What is expected> Where the word "skyline" occurs in a line of the listing below, copy that line.

Data under study>
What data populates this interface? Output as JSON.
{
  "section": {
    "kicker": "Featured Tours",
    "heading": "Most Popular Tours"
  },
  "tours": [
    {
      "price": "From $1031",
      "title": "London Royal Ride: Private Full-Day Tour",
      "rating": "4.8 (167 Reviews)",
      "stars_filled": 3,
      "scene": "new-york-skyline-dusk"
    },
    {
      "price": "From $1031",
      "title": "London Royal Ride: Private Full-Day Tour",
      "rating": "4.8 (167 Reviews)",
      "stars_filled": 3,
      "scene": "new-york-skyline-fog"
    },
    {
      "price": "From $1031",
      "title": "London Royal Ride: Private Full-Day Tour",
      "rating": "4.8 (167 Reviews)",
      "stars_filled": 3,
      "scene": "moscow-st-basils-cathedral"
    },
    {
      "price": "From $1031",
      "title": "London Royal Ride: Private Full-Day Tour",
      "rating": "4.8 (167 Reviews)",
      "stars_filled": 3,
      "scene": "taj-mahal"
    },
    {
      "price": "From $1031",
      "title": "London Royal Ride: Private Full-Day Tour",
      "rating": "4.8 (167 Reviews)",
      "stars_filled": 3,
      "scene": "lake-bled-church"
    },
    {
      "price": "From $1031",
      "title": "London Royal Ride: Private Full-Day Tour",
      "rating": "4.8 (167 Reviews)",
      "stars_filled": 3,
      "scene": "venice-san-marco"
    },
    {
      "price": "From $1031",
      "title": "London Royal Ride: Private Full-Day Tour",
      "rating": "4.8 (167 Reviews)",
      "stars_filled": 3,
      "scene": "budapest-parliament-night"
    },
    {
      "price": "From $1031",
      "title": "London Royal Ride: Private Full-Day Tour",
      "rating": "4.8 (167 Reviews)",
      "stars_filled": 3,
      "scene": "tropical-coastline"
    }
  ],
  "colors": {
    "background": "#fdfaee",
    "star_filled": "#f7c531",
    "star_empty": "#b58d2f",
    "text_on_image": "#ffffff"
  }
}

Exercise solution>
      "scene": "new-york-skyline-dusk"
      "scene": "new-york-skyline-fog"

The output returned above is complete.